Task prompt: Check every line of the entries below for "value", and copy the lines that have it.
◆ ◆ ◆ ◆ ◆
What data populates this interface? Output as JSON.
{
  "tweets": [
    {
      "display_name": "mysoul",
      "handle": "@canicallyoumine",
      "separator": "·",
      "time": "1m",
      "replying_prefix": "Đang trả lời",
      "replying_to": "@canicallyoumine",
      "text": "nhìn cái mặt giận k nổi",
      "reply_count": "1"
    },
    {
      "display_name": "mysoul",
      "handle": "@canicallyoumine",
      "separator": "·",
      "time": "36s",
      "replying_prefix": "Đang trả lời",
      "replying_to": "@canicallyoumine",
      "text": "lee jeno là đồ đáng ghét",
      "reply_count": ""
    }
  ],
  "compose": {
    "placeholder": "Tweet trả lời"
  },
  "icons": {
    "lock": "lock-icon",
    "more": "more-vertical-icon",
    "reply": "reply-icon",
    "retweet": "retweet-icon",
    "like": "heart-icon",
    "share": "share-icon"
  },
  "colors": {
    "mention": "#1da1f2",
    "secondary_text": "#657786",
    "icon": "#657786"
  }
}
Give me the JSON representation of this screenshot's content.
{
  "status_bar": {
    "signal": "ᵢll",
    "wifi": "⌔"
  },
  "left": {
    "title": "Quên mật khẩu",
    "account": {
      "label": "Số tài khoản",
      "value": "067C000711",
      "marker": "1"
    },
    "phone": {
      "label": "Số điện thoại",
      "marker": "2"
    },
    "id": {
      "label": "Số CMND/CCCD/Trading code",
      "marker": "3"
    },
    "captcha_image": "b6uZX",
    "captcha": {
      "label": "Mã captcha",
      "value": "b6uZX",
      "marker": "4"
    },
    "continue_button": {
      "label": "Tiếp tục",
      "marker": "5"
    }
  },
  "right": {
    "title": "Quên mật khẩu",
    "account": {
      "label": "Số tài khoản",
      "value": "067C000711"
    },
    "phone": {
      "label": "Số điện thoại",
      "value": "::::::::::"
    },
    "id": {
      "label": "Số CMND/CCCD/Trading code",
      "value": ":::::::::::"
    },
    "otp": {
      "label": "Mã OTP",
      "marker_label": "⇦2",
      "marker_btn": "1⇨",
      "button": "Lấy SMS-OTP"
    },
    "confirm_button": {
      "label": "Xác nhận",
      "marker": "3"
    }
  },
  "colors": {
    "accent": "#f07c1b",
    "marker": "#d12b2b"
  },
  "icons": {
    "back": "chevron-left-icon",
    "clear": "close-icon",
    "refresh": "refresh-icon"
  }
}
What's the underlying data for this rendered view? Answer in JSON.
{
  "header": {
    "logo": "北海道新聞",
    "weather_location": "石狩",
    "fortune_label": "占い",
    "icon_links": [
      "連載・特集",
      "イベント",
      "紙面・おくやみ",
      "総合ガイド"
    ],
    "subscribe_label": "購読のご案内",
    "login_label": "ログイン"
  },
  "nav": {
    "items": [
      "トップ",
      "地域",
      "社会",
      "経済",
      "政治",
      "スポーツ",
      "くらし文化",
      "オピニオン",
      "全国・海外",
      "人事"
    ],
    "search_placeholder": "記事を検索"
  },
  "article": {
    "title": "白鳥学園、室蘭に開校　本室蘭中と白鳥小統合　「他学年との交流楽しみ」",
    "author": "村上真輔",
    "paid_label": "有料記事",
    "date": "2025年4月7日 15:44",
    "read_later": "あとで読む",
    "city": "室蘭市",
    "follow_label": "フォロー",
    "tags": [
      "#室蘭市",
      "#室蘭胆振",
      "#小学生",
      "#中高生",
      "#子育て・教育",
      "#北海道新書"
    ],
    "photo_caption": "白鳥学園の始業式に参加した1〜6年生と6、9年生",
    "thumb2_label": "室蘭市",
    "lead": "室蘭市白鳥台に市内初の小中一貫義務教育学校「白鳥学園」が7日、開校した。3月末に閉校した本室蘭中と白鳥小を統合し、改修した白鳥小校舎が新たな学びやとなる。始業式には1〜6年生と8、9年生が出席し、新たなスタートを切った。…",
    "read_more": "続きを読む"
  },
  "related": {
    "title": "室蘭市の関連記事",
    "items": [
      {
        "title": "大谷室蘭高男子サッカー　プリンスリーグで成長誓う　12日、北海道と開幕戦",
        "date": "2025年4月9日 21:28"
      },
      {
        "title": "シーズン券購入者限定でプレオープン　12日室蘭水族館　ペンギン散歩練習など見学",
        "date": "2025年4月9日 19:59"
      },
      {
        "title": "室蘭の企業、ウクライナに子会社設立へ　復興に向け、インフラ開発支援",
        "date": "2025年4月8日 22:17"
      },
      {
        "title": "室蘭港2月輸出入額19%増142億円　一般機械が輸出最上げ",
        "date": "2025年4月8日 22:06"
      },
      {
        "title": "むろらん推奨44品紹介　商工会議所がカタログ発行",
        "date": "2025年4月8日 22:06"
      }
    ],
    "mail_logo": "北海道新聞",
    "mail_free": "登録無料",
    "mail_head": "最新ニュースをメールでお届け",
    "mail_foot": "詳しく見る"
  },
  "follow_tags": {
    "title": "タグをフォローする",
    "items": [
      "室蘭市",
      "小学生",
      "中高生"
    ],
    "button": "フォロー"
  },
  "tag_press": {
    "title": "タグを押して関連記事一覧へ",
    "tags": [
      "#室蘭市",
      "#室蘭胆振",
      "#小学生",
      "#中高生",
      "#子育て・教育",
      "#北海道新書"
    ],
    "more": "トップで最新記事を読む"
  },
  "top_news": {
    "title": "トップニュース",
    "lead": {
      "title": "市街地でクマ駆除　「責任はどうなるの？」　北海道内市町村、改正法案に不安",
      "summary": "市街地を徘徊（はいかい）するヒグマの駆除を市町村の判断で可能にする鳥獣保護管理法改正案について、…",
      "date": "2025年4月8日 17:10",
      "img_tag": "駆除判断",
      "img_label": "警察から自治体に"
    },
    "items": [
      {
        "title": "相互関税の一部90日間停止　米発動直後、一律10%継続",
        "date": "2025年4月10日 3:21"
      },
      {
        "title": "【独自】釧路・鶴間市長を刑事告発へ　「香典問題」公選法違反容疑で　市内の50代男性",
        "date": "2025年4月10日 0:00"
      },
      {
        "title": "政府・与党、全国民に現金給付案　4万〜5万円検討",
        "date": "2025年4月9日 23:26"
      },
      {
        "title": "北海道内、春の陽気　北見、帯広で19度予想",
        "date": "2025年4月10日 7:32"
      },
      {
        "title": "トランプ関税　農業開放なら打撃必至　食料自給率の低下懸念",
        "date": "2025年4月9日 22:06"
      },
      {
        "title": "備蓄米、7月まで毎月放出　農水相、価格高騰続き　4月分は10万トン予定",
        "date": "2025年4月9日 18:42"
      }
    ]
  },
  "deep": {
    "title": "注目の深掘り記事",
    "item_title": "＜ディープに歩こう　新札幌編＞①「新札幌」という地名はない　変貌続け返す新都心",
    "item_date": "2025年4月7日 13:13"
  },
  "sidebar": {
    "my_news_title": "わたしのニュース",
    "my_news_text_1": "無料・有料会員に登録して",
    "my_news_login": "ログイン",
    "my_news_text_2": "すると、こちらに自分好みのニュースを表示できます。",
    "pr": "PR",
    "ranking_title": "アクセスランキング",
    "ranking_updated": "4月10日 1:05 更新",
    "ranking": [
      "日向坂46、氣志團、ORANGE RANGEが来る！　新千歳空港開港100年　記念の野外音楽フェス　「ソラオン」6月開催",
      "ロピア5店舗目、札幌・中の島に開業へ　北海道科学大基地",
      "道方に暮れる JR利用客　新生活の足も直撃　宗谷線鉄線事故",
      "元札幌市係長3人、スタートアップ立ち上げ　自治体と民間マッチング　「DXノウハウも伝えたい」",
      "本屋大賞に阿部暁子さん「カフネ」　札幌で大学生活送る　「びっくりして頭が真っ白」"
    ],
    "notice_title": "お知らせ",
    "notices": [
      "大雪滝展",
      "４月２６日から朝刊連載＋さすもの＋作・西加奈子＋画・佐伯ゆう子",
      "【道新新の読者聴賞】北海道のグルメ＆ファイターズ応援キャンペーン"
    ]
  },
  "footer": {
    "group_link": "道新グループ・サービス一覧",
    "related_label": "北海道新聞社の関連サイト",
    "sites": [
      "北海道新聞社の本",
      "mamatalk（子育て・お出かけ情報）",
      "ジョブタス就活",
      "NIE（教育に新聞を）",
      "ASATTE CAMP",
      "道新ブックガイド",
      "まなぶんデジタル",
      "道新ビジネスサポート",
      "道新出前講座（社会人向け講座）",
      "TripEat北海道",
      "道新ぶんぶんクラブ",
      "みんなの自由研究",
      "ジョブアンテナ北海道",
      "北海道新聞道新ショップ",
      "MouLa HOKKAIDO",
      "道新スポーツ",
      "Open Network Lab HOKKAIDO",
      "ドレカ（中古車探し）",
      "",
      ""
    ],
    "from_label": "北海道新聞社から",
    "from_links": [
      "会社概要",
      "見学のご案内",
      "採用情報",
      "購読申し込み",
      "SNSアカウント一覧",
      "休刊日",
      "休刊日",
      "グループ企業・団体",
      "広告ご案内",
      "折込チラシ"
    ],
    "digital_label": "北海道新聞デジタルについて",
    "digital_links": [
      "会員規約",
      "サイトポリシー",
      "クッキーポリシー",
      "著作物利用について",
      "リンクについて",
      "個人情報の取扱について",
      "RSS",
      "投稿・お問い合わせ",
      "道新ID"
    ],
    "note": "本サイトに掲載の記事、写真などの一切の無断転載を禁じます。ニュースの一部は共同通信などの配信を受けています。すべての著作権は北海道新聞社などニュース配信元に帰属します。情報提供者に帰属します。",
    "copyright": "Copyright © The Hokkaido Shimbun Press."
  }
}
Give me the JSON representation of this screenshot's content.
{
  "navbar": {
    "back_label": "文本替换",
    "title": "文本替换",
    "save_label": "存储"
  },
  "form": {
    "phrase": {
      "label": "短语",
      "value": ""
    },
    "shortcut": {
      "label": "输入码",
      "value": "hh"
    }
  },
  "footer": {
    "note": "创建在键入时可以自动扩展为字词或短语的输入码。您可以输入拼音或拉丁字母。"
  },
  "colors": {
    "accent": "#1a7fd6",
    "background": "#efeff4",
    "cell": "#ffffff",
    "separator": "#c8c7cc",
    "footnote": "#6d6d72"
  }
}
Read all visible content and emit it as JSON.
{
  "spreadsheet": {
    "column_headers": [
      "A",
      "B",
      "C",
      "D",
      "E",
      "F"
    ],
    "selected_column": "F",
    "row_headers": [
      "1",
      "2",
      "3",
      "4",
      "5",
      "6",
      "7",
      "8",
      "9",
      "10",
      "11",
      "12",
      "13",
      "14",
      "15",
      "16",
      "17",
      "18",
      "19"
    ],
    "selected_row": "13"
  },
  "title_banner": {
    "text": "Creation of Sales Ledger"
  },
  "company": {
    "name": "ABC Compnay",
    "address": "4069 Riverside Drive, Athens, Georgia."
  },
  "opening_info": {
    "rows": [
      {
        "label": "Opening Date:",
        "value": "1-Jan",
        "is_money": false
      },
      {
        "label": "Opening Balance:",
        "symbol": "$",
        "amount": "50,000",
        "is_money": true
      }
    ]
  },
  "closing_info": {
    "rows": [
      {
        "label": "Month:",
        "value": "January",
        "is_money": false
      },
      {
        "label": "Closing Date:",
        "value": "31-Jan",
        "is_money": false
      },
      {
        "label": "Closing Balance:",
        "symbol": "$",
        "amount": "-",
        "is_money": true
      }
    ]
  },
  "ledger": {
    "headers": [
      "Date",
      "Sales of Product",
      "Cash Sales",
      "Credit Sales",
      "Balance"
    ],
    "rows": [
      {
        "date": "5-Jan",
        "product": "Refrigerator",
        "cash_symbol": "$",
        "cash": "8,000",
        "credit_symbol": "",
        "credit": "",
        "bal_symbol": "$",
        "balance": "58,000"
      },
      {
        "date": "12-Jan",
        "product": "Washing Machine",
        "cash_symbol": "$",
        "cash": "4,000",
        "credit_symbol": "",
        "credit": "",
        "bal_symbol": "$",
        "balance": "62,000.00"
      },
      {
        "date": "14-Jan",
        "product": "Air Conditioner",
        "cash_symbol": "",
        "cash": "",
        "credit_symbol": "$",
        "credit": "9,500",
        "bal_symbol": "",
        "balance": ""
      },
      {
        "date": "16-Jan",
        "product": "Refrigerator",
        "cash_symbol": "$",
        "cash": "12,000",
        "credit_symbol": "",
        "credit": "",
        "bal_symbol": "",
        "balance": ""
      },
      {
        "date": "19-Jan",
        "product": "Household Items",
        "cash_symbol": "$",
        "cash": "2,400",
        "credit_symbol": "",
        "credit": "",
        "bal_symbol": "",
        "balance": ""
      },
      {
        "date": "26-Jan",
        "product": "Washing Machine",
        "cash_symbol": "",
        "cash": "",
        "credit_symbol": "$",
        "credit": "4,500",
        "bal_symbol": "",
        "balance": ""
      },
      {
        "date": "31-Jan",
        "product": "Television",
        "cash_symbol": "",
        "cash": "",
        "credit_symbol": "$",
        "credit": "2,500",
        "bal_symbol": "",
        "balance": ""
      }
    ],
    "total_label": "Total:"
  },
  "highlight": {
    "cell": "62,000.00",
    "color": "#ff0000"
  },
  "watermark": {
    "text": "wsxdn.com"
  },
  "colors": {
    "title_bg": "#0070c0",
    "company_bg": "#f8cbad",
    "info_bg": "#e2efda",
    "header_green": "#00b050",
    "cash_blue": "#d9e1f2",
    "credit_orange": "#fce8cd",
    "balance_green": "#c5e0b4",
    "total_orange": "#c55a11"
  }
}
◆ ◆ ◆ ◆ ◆
Response to the task:
      "value": "067C000711",
      "value": "b6uZX",
      "value": "067C000711"
      "value": "::::::::::"
      "value": ":::::::::::"
      "value": ""
      "value": "hh"
        "value": "1-Jan",
        "value": "January",
        "value": "31-Jan",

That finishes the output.